Please copy the entries below word for word, leaving out any image.

Extracted data entries:
_ _ _ _

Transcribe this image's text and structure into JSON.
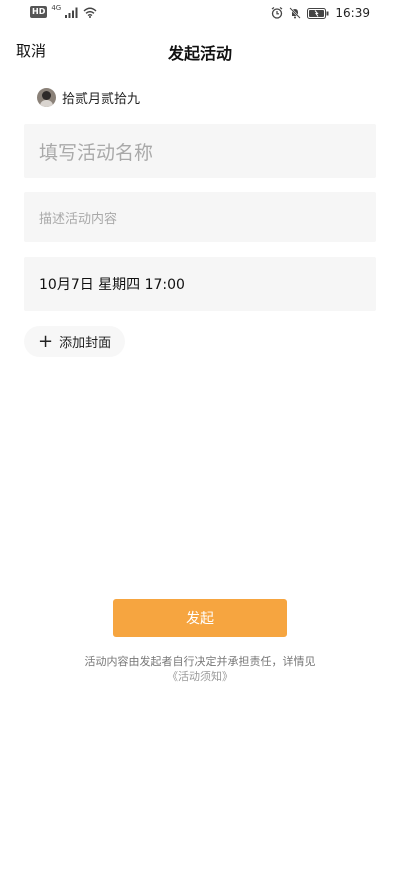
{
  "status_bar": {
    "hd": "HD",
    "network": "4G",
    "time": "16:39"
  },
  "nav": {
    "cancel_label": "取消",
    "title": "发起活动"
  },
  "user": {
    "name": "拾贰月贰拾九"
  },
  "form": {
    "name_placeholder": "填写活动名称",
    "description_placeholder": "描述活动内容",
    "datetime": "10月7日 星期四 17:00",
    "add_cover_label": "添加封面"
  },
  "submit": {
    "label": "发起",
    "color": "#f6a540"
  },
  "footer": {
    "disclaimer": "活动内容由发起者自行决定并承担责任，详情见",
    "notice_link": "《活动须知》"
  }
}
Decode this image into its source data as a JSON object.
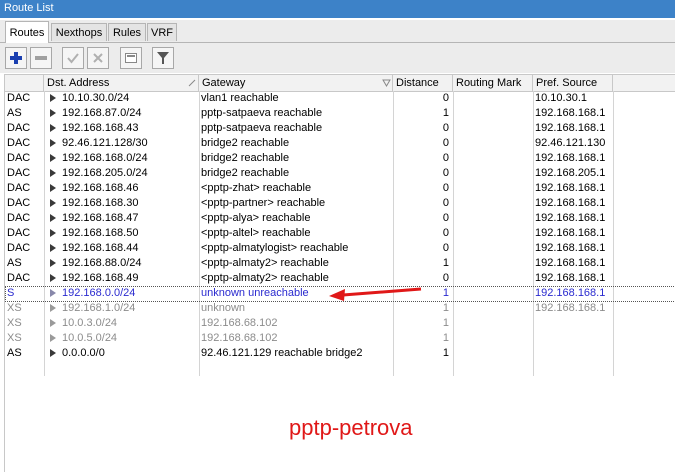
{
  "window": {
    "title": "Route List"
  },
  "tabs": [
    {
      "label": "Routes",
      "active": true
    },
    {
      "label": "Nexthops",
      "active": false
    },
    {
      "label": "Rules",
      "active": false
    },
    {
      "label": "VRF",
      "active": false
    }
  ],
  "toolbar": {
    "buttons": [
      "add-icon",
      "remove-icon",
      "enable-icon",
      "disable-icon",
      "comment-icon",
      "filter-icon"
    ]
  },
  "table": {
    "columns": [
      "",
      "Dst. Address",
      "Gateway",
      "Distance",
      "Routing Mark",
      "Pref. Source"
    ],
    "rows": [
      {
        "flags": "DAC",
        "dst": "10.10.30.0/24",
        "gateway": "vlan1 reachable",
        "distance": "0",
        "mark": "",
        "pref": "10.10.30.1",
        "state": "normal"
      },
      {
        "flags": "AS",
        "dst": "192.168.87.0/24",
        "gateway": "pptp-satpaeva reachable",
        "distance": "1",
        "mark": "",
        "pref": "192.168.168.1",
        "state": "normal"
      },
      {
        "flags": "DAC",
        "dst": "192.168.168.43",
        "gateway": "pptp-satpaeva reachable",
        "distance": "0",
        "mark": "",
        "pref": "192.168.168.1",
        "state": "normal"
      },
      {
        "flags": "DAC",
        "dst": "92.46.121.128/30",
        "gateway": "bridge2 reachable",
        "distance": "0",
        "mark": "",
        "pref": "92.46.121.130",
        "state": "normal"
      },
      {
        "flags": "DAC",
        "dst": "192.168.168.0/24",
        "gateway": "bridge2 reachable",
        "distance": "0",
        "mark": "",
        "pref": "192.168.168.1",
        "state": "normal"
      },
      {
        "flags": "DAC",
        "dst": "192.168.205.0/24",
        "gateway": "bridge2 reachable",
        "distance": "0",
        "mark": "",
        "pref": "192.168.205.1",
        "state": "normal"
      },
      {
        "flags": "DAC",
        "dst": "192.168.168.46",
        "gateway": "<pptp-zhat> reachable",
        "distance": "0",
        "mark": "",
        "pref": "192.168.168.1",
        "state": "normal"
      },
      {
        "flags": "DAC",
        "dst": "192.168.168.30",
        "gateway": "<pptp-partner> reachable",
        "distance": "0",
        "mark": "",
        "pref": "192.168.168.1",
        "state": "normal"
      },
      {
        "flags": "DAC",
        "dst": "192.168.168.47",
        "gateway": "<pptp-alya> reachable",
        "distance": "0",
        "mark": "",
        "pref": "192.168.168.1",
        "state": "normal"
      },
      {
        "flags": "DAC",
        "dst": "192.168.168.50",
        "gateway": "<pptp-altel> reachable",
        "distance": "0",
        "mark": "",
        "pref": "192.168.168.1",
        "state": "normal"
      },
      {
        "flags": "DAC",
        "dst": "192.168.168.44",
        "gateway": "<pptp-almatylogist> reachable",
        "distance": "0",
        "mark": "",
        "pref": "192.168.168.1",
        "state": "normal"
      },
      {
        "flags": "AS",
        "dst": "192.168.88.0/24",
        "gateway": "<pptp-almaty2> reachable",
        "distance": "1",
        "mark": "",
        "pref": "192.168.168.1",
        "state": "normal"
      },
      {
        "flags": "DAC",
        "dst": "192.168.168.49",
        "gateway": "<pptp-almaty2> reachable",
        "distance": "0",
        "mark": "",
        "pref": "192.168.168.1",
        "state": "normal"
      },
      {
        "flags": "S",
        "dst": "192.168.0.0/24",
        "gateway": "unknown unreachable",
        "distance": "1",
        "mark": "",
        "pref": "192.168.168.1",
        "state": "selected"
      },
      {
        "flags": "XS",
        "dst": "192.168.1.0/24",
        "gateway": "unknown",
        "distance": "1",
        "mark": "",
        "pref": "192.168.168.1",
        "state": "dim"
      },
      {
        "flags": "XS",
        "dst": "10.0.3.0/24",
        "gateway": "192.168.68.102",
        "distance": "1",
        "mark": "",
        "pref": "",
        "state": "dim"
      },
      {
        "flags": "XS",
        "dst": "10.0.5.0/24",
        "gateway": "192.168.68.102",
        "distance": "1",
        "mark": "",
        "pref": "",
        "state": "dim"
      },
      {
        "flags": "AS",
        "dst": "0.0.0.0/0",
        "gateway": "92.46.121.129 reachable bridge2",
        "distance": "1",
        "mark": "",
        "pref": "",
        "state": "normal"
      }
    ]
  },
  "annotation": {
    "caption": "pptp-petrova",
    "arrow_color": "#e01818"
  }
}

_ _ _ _

WORKED SOLUTION:
Transcribe this image's text and structure into JSON.
{
  "status_bar": {
    "hd": "HD",
    "network": "4G",
    "time": "16:39"
  },
  "nav": {
    "cancel_label": "取消",
    "title": "发起活动"
  },
  "user": {
    "name": "拾贰月贰拾九"
  },
  "form": {
    "name_placeholder": "填写活动名称",
    "description_placeholder": "描述活动内容",
    "datetime": "10月7日 星期四 17:00",
    "add_cover_label": "添加封面"
  },
  "submit": {
    "label": "发起",
    "color": "#f6a540"
  },
  "footer": {
    "disclaimer": "活动内容由发起者自行决定并承担责任，详情见",
    "notice_link": "《活动须知》"
  }
}
Decode this image into its source data as a JSON object.
{
  "window": {
    "title": "Route List"
  },
  "tabs": [
    {
      "label": "Routes",
      "active": true
    },
    {
      "label": "Nexthops",
      "active": false
    },
    {
      "label": "Rules",
      "active": false
    },
    {
      "label": "VRF",
      "active": false
    }
  ],
  "toolbar": {
    "buttons": [
      "add-icon",
      "remove-icon",
      "enable-icon",
      "disable-icon",
      "comment-icon",
      "filter-icon"
    ]
  },
  "table": {
    "columns": [
      "",
      "Dst. Address",
      "Gateway",
      "Distance",
      "Routing Mark",
      "Pref. Source"
    ],
    "rows": [
      {
        "flags": "DAC",
        "dst": "10.10.30.0/24",
        "gateway": "vlan1 reachable",
        "distance": "0",
        "mark": "",
        "pref": "10.10.30.1",
        "state": "normal"
      },
      {
        "flags": "AS",
        "dst": "192.168.87.0/24",
        "gateway": "pptp-satpaeva reachable",
        "distance": "1",
        "mark": "",
        "pref": "192.168.168.1",
        "state": "normal"
      },
      {
        "flags": "DAC",
        "dst": "192.168.168.43",
        "gateway": "pptp-satpaeva reachable",
        "distance": "0",
        "mark": "",
        "pref": "192.168.168.1",
        "state": "normal"
      },
      {
        "flags": "DAC",
        "dst": "92.46.121.128/30",
        "gateway": "bridge2 reachable",
        "distance": "0",
        "mark": "",
        "pref": "92.46.121.130",
        "state": "normal"
      },
      {
        "flags": "DAC",
        "dst": "192.168.168.0/24",
        "gateway": "bridge2 reachable",
        "distance": "0",
        "mark": "",
        "pref": "192.168.168.1",
        "state": "normal"
      },
      {
        "flags": "DAC",
        "dst": "192.168.205.0/24",
        "gateway": "bridge2 reachable",
        "distance": "0",
        "mark": "",
        "pref": "192.168.205.1",
        "state": "normal"
      },
      {
        "flags": "DAC",
        "dst": "192.168.168.46",
        "gateway": "<pptp-zhat> reachable",
        "distance": "0",
        "mark": "",
        "pref": "192.168.168.1",
        "state": "normal"
      },
      {
        "flags": "DAC",
        "dst": "192.168.168.30",
        "gateway": "<pptp-partner> reachable",
        "distance": "0",
        "mark": "",
        "pref": "192.168.168.1",
        "state": "normal"
      },
      {
        "flags": "DAC",
        "dst": "192.168.168.47",
        "gateway": "<pptp-alya> reachable",
        "distance": "0",
        "mark": "",
        "pref": "192.168.168.1",
        "state": "normal"
      },
      {
        "flags": "DAC",
        "dst": "192.168.168.50",
        "gateway": "<pptp-altel> reachable",
        "distance": "0",
        "mark": "",
        "pref": "192.168.168.1",
        "state": "normal"
      },
      {
        "flags": "DAC",
        "dst": "192.168.168.44",
        "gateway": "<pptp-almatylogist> reachable",
        "distance": "0",
        "mark": "",
        "pref": "192.168.168.1",
        "state": "normal"
      },
      {
        "flags": "AS",
        "dst": "192.168.88.0/24",
        "gateway": "<pptp-almaty2> reachable",
        "distance": "1",
        "mark": "",
        "pref": "192.168.168.1",
        "state": "normal"
      },
      {
        "flags": "DAC",
        "dst": "192.168.168.49",
        "gateway": "<pptp-almaty2> reachable",
        "distance": "0",
        "mark": "",
        "pref": "192.168.168.1",
        "state": "normal"
      },
      {
        "flags": "S",
        "dst": "192.168.0.0/24",
        "gateway": "unknown unreachable",
        "distance": "1",
        "mark": "",
        "pref": "192.168.168.1",
        "state": "selected"
      },
      {
        "flags": "XS",
        "dst": "192.168.1.0/24",
        "gateway": "unknown",
        "distance": "1",
        "mark": "",
        "pref": "192.168.168.1",
        "state": "dim"
      },
      {
        "flags": "XS",
        "dst": "10.0.3.0/24",
        "gateway": "192.168.68.102",
        "distance": "1",
        "mark": "",
        "pref": "",
        "state": "dim"
      },
      {
        "flags": "XS",
        "dst": "10.0.5.0/24",
        "gateway": "192.168.68.102",
        "distance": "1",
        "mark": "",
        "pref": "",
        "state": "dim"
      },
      {
        "flags": "AS",
        "dst": "0.0.0.0/0",
        "gateway": "92.46.121.129 reachable bridge2",
        "distance": "1",
        "mark": "",
        "pref": "",
        "state": "normal"
      }
    ]
  },
  "annotation": {
    "caption": "pptp-petrova",
    "arrow_color": "#e01818"
  }
}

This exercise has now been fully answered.